[Dataset rows for apps and sites]
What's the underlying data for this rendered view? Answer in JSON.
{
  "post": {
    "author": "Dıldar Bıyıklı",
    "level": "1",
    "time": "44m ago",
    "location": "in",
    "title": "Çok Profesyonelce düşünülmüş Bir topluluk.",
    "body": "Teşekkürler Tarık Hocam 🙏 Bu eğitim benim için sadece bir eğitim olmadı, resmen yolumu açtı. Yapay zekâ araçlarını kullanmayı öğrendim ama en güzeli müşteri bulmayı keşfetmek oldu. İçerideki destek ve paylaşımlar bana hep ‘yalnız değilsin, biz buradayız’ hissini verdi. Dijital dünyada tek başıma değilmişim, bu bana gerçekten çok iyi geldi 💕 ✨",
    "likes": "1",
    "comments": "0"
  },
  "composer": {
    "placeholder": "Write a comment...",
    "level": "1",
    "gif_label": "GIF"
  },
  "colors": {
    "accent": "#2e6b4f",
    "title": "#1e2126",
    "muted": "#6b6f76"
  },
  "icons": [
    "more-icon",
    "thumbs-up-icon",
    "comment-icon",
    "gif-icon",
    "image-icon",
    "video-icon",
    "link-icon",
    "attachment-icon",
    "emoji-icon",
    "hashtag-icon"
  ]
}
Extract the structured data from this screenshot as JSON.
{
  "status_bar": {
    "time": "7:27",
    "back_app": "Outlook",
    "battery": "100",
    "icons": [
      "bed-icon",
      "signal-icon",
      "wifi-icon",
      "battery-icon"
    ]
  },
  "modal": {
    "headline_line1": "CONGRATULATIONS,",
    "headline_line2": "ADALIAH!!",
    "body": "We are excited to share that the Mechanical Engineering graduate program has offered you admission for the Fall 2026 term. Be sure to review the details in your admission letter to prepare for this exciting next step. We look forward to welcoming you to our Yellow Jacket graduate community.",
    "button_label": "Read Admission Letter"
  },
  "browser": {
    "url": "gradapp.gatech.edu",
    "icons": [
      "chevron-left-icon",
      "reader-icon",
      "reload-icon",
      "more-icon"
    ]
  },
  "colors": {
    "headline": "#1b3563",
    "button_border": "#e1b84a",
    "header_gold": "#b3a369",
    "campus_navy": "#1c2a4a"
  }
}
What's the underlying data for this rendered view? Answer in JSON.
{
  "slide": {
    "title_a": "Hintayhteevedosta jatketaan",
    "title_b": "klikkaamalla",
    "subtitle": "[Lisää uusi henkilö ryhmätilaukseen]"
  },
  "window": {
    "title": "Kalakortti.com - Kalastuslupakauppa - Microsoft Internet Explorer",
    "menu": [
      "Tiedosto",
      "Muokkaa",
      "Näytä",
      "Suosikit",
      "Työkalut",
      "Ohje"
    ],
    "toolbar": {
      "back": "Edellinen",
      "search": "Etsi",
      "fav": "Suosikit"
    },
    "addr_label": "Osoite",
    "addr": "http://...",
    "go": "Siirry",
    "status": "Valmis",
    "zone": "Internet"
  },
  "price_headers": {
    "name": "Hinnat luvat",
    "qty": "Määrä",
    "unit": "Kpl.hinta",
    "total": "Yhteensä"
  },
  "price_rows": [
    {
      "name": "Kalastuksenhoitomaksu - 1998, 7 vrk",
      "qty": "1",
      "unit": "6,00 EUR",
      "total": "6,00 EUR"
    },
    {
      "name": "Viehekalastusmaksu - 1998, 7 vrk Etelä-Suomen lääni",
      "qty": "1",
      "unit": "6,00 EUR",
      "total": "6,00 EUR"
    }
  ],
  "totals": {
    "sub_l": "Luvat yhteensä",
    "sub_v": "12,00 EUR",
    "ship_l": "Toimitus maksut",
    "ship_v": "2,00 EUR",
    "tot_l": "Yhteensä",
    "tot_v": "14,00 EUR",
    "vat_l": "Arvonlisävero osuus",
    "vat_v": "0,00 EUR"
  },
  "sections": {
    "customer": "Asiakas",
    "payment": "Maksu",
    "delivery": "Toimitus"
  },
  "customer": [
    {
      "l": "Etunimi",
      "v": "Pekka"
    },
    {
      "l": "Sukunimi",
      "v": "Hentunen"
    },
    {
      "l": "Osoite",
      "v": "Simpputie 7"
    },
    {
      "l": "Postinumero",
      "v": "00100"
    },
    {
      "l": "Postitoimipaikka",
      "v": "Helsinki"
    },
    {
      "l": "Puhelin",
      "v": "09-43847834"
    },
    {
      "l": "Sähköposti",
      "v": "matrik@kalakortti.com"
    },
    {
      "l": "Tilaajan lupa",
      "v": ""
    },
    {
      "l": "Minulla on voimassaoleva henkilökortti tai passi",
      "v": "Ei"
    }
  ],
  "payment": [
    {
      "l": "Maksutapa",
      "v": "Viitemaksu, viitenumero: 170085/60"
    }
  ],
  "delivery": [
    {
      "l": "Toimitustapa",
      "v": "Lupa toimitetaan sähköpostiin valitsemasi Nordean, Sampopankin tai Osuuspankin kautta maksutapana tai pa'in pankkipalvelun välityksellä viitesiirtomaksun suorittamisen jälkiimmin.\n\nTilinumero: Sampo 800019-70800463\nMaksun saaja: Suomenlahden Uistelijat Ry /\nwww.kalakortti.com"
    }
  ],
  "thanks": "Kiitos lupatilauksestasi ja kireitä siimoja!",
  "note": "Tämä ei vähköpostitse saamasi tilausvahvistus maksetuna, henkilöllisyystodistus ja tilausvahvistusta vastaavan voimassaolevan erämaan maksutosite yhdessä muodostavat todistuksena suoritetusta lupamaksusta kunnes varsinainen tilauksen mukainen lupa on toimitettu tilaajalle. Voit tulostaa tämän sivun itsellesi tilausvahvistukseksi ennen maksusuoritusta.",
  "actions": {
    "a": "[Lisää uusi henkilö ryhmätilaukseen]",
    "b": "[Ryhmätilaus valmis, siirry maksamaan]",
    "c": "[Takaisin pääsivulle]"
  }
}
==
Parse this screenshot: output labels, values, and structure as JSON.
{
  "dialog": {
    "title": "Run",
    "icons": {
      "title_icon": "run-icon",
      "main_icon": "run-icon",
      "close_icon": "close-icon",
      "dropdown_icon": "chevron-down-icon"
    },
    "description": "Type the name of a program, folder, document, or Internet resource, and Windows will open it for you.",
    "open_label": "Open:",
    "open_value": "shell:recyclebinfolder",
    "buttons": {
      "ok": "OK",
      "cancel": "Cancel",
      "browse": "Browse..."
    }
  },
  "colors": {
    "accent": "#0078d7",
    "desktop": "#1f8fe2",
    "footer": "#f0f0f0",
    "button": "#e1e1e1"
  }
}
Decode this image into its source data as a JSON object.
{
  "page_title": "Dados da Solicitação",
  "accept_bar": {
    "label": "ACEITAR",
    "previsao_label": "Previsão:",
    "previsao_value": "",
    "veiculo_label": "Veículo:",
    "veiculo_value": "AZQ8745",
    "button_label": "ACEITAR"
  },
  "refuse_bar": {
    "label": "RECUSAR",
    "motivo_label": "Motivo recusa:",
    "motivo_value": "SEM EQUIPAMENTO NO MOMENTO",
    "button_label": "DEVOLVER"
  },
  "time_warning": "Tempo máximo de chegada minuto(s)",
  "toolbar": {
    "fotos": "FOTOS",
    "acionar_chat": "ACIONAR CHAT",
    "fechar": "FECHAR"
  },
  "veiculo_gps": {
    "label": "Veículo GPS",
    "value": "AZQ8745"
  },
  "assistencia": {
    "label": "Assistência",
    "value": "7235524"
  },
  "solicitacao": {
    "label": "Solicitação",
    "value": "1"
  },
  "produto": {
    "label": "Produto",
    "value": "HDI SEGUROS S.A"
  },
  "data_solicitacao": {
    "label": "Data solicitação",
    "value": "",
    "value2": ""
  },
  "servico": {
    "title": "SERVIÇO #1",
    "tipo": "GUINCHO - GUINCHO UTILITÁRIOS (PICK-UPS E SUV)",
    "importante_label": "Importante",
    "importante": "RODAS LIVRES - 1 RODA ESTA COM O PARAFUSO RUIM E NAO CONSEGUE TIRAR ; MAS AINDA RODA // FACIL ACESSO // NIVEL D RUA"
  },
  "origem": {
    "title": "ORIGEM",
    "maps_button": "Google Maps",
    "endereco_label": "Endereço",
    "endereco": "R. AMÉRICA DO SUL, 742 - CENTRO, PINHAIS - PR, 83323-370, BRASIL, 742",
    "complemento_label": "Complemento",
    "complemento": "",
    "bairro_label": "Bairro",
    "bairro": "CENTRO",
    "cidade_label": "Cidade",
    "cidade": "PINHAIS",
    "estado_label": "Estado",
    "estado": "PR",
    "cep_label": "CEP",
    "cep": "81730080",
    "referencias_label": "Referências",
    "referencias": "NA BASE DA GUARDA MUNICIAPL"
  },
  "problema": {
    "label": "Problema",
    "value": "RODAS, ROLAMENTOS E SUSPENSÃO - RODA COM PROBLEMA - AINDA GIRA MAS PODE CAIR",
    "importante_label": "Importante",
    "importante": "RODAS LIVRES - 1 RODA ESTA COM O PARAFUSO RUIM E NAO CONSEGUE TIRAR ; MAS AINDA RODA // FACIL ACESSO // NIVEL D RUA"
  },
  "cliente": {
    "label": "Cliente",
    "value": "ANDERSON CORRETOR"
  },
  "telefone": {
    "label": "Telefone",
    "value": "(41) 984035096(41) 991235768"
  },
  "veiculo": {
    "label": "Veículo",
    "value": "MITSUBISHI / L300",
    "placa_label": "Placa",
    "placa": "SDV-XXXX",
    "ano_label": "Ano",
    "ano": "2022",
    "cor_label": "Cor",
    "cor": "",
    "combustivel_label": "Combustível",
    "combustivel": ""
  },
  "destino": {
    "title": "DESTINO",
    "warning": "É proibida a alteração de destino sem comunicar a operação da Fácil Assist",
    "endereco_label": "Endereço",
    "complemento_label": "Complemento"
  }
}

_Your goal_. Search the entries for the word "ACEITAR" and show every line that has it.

_Your response_.
    "label": "ACEITAR",
    "button_label": "ACEITAR"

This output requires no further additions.